» **DATA EXTRACTS**
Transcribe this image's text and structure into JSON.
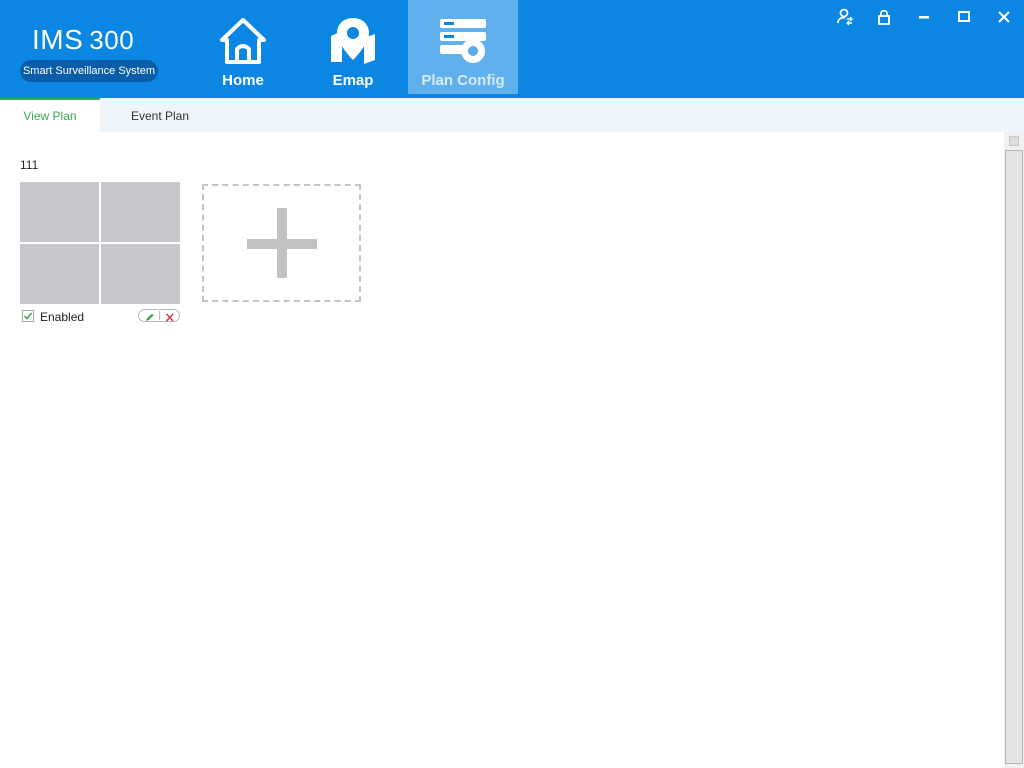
{
  "app": {
    "logo_title": "IMS",
    "logo_number": "300",
    "logo_subtitle": "Smart Surveillance System"
  },
  "nav": {
    "tabs": [
      {
        "label": "Home",
        "icon": "home-icon",
        "active": false
      },
      {
        "label": "Emap",
        "icon": "map-pin-icon",
        "active": false
      },
      {
        "label": "Plan Config",
        "icon": "plan-config-icon",
        "active": true
      }
    ]
  },
  "window_controls": {
    "icons": [
      "user-switch-icon",
      "lock-icon",
      "minimize-icon",
      "maximize-icon",
      "close-icon"
    ]
  },
  "subtabs": {
    "items": [
      {
        "label": "View Plan",
        "active": true
      },
      {
        "label": "Event Plan",
        "active": false
      }
    ]
  },
  "plans": [
    {
      "name": "111",
      "enabled_label": "Enabled",
      "enabled": true,
      "layout": "2x2"
    }
  ],
  "colors": {
    "header_bg": "#0b86e3",
    "active_subtab": "#3aa74f",
    "edit_icon": "#2e9b3b",
    "delete_icon": "#e0393e"
  }
}
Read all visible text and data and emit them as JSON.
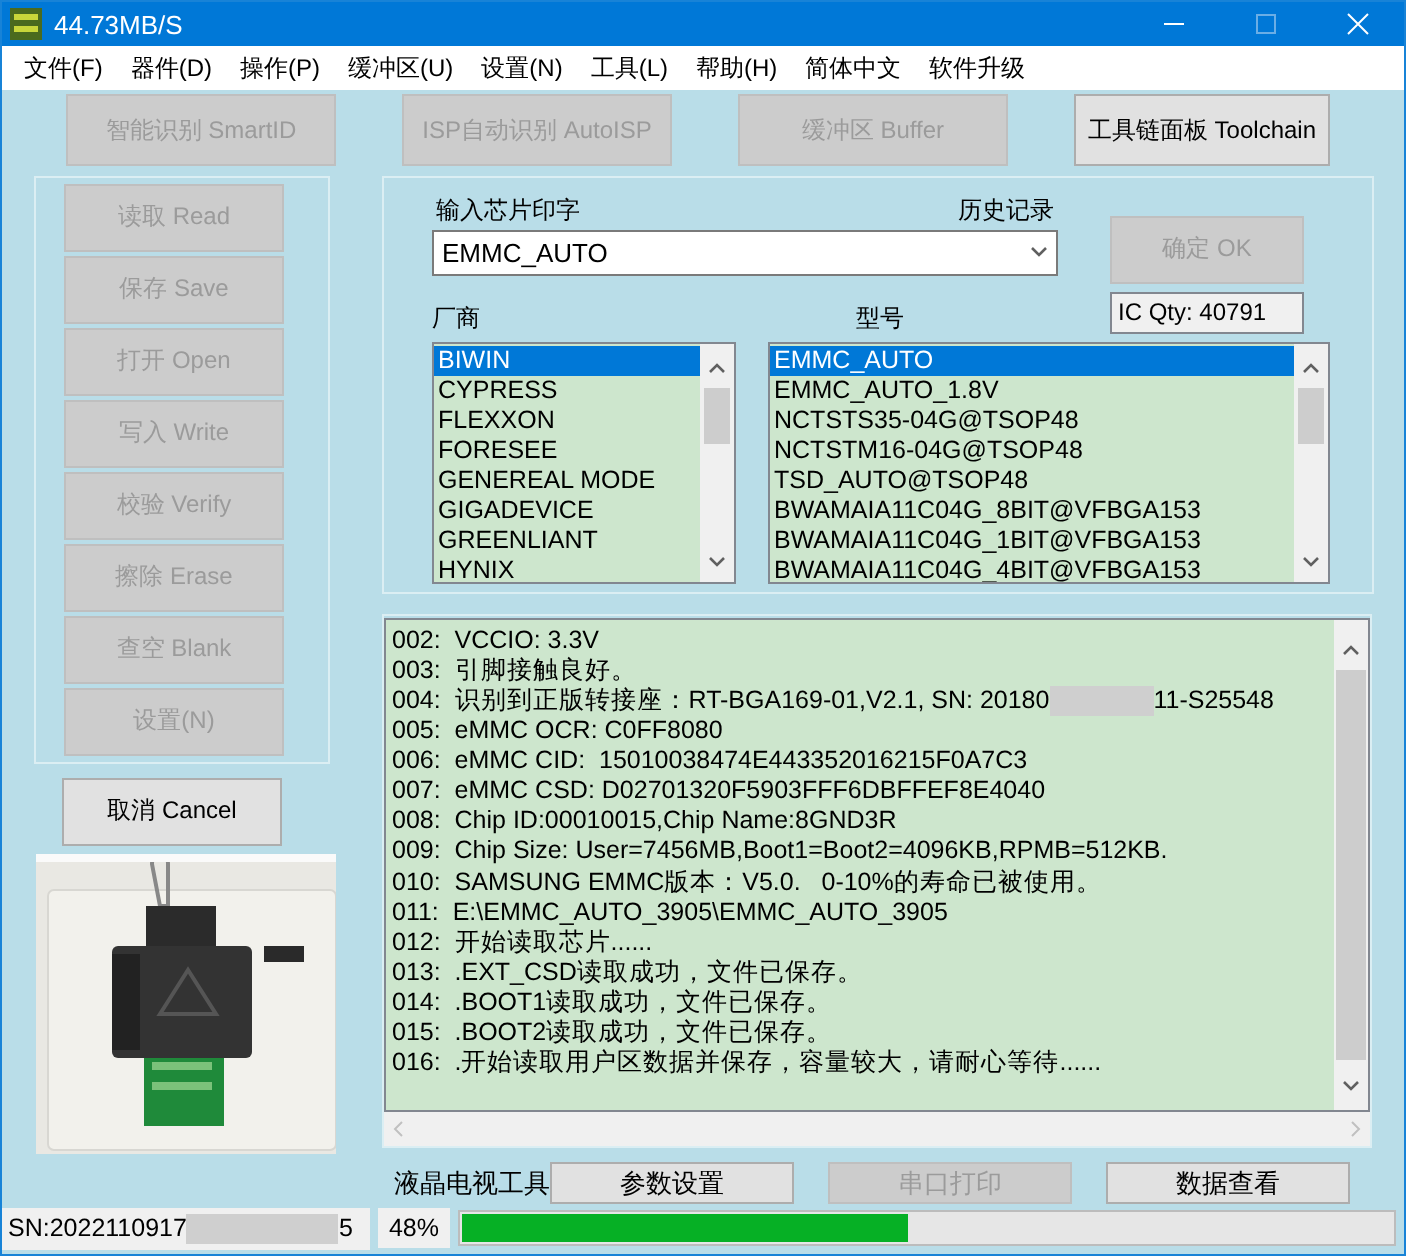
{
  "window": {
    "title": "44.73MB/S"
  },
  "menu": [
    "文件(F)",
    "器件(D)",
    "操作(P)",
    "缓冲区(U)",
    "设置(N)",
    "工具(L)",
    "帮助(H)",
    "简体中文",
    "软件升级"
  ],
  "toolbar": [
    {
      "label": "智能识别 SmartID",
      "disabled": true
    },
    {
      "label": "ISP自动识别 AutoISP",
      "disabled": true
    },
    {
      "label": "缓冲区 Buffer",
      "disabled": true
    },
    {
      "label": "工具链面板 Toolchain",
      "disabled": false
    }
  ],
  "actions": [
    {
      "label": "读取 Read",
      "disabled": true
    },
    {
      "label": "保存 Save",
      "disabled": true
    },
    {
      "label": "打开 Open",
      "disabled": true
    },
    {
      "label": "写入 Write",
      "disabled": true
    },
    {
      "label": "校验 Verify",
      "disabled": true
    },
    {
      "label": "擦除 Erase",
      "disabled": true
    },
    {
      "label": "查空 Blank",
      "disabled": true
    },
    {
      "label": "设置(N)",
      "disabled": true
    }
  ],
  "cancel": {
    "label": "取消 Cancel",
    "disabled": false
  },
  "chip": {
    "label": "输入芯片印字",
    "history_label": "历史记录",
    "value": "EMMC_AUTO",
    "ok": {
      "label": "确定 OK",
      "disabled": true
    },
    "ic_qty": "IC Qty: 40791"
  },
  "vendors": {
    "label": "厂商",
    "items": [
      {
        "name": "BIWIN",
        "selected": true
      },
      {
        "name": "CYPRESS",
        "selected": false
      },
      {
        "name": "FLEXXON",
        "selected": false
      },
      {
        "name": "FORESEE",
        "selected": false
      },
      {
        "name": "GENEREAL MODE",
        "selected": false
      },
      {
        "name": "GIGADEVICE",
        "selected": false
      },
      {
        "name": "GREENLIANT",
        "selected": false
      },
      {
        "name": "HYNIX",
        "selected": false
      }
    ]
  },
  "models": {
    "label": "型号",
    "items": [
      {
        "name": "EMMC_AUTO",
        "selected": true
      },
      {
        "name": "EMMC_AUTO_1.8V",
        "selected": false
      },
      {
        "name": "NCTSTS35-04G@TSOP48",
        "selected": false
      },
      {
        "name": "NCTSTM16-04G@TSOP48",
        "selected": false
      },
      {
        "name": "TSD_AUTO@TSOP48",
        "selected": false
      },
      {
        "name": "BWAMAIA11C04G_8BIT@VFBGA153",
        "selected": false
      },
      {
        "name": "BWAMAIA11C04G_1BIT@VFBGA153",
        "selected": false
      },
      {
        "name": "BWAMAIA11C04G_4BIT@VFBGA153",
        "selected": false
      }
    ]
  },
  "log": [
    {
      "text": "002:  VCCIO: 3.3V"
    },
    {
      "text": "003:  引脚接触良好。"
    },
    {
      "text": "004:  识别到正版转接座：RT-BGA169-01,V2.1, SN: 20180",
      "after_redaction": "11-S25548"
    },
    {
      "text": "005:  eMMC OCR: C0FF8080"
    },
    {
      "text": "006:  eMMC CID:  15010038474E443352016215F0A7C3"
    },
    {
      "text": "007:  eMMC CSD: D02701320F5903FFF6DBFFEF8E4040"
    },
    {
      "text": "008:  Chip ID:00010015,Chip Name:8GND3R"
    },
    {
      "text": "009:  Chip Size: User=7456MB,Boot1=Boot2=4096KB,RPMB=512KB."
    },
    {
      "text": "010:  SAMSUNG EMMC版本：V5.0.   0-10%的寿命已被使用。"
    },
    {
      "text": "011:  E:\\EMMC_AUTO_3905\\EMMC_AUTO_3905"
    },
    {
      "text": "012:  开始读取芯片......"
    },
    {
      "text": "013:  .EXT_CSD读取成功，文件已保存。"
    },
    {
      "text": "014:  .BOOT1读取成功，文件已保存。"
    },
    {
      "text": "015:  .BOOT2读取成功，文件已保存。"
    },
    {
      "text": "016:  .开始读取用户区数据并保存，容量较大，请耐心等待......"
    }
  ],
  "tools": {
    "label": "液晶电视工具",
    "buttons": [
      {
        "label": "参数设置",
        "disabled": false
      },
      {
        "label": "串口打印",
        "disabled": true
      },
      {
        "label": "数据查看",
        "disabled": false
      }
    ]
  },
  "status_bar": {
    "sn": "SN:2022110917",
    "sn_after_redaction": "5",
    "progress": {
      "reading": "48%",
      "level": 0.48
    }
  }
}
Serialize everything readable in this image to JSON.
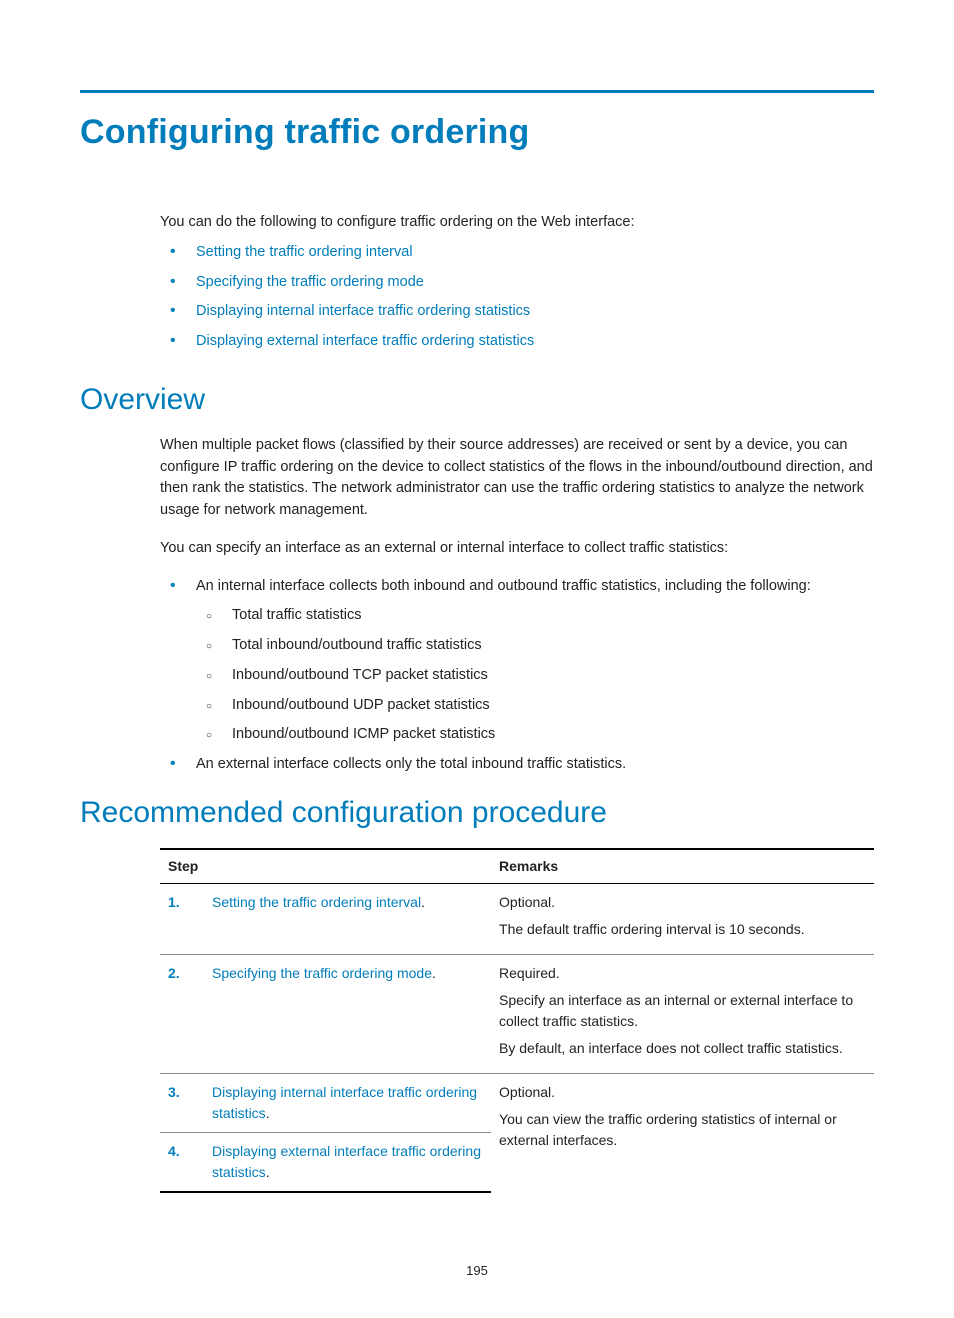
{
  "title": "Configuring traffic ordering",
  "intro": "You can do the following to configure traffic ordering on the Web interface:",
  "intro_links": [
    "Setting the traffic ordering interval",
    "Specifying the traffic ordering mode",
    "Displaying internal interface traffic ordering statistics",
    "Displaying external interface traffic ordering statistics"
  ],
  "overview": {
    "heading": "Overview",
    "para1": "When multiple packet flows (classified by their source addresses) are received or sent by a device, you can configure IP traffic ordering on the device to collect statistics of the flows in the inbound/outbound direction, and then rank the statistics. The network administrator can use the traffic ordering statistics to analyze the network usage for network management.",
    "para2": "You can specify an interface as an external or internal interface to collect traffic statistics:",
    "bullet1": "An internal interface collects both inbound and outbound traffic statistics, including the following:",
    "sub": [
      "Total traffic statistics",
      "Total inbound/outbound traffic statistics",
      "Inbound/outbound TCP packet statistics",
      "Inbound/outbound UDP packet statistics",
      "Inbound/outbound ICMP packet statistics"
    ],
    "bullet2": "An external interface collects only the total inbound traffic statistics."
  },
  "procedure": {
    "heading": "Recommended configuration procedure",
    "headers": {
      "step": "Step",
      "remarks": "Remarks"
    },
    "rows": [
      {
        "num": "1.",
        "link": "Setting the traffic ordering interval",
        "remarks": [
          "Optional.",
          "The default traffic ordering interval is 10 seconds."
        ]
      },
      {
        "num": "2.",
        "link": "Specifying the traffic ordering mode",
        "remarks": [
          "Required.",
          "Specify an interface as an internal or external interface to collect traffic statistics.",
          "By default, an interface does not collect traffic statistics."
        ]
      },
      {
        "num": "3.",
        "link": "Displaying internal interface traffic ordering statistics",
        "remarks_shared": [
          "Optional.",
          "You can view the traffic ordering statistics of internal or external interfaces."
        ]
      },
      {
        "num": "4.",
        "link": "Displaying external interface traffic ordering statistics"
      }
    ]
  },
  "page_number": "195"
}
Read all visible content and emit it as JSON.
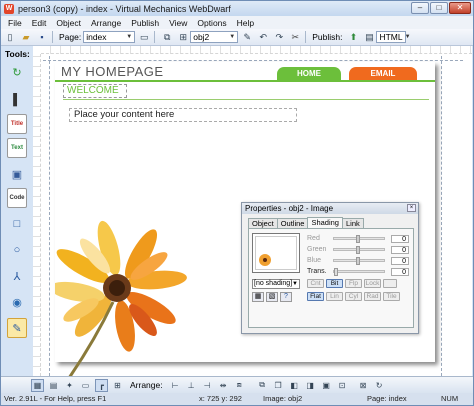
{
  "window": {
    "title": "person3 (copy) - index - Virtual Mechanics WebDwarf",
    "minimize_glyph": "–",
    "maximize_glyph": "□",
    "close_glyph": "✕"
  },
  "menu": [
    "File",
    "Edit",
    "Object",
    "Arrange",
    "Publish",
    "View",
    "Options",
    "Help"
  ],
  "toolbar": {
    "page_label": "Page:",
    "page_value": "index",
    "object_value": "obj2",
    "publish_label": "Publish:",
    "publish_format": "HTML"
  },
  "tools": {
    "label": "Tools:",
    "items": [
      {
        "name": "tool-swirl-icon",
        "glyph": "↻",
        "color": "#2f9a3a"
      },
      {
        "name": "tool-pointer-icon",
        "glyph": "▌",
        "color": "#333"
      },
      {
        "name": "tool-title-icon",
        "glyph": "Title",
        "color": "#c0302a"
      },
      {
        "name": "tool-text-icon",
        "glyph": "Text",
        "color": "#2b8a3e"
      },
      {
        "name": "tool-image-icon",
        "glyph": "▣",
        "color": "#355b9a"
      },
      {
        "name": "tool-code-icon",
        "glyph": "Code",
        "color": "#333"
      },
      {
        "name": "tool-rectangle-icon",
        "glyph": "□",
        "color": "#2a5aa0"
      },
      {
        "name": "tool-circle-icon",
        "glyph": "○",
        "color": "#2a5aa0"
      },
      {
        "name": "tool-polygon-icon",
        "glyph": "⅄",
        "color": "#2a5aa0"
      },
      {
        "name": "tool-globe-icon",
        "glyph": "◉",
        "color": "#2a6ab0"
      },
      {
        "name": "tool-edit-icon",
        "glyph": "✎",
        "color": "#2a5aa0"
      }
    ]
  },
  "page": {
    "title": "MY HOMEPAGE",
    "nav_home": "HOME",
    "nav_email": "EMAIL",
    "welcome": "WELCOME",
    "content_placeholder": "Place your content here"
  },
  "properties": {
    "title": "Properties - obj2 - Image",
    "tabs": [
      "Object",
      "Outline",
      "Shading",
      "Link"
    ],
    "active_tab": "Shading",
    "sliders": [
      {
        "label": "Red",
        "value": "0"
      },
      {
        "label": "Green",
        "value": "0"
      },
      {
        "label": "Blue",
        "value": "0"
      },
      {
        "label": "Trans.",
        "value": "0"
      }
    ],
    "shading_select": "[no shading]",
    "row1_buttons": [
      "Cnt",
      "Bit",
      "Flp",
      "Lock"
    ],
    "row2_buttons": [
      "Flat",
      "Lin",
      "Cyl",
      "Rad",
      "Tile"
    ]
  },
  "bottombar": {
    "arrange_label": "Arrange:"
  },
  "status": {
    "version": "Ver. 2.91L  - For Help, press F1",
    "coords": "x: 725  y: 292",
    "image": "Image: obj2",
    "page": "Page:  index",
    "num": "NUM"
  }
}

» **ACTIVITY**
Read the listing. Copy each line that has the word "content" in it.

» **COMPLETED TASK**
Read all visible content and emit it as JSON.
    "content_placeholder": "Place your content here"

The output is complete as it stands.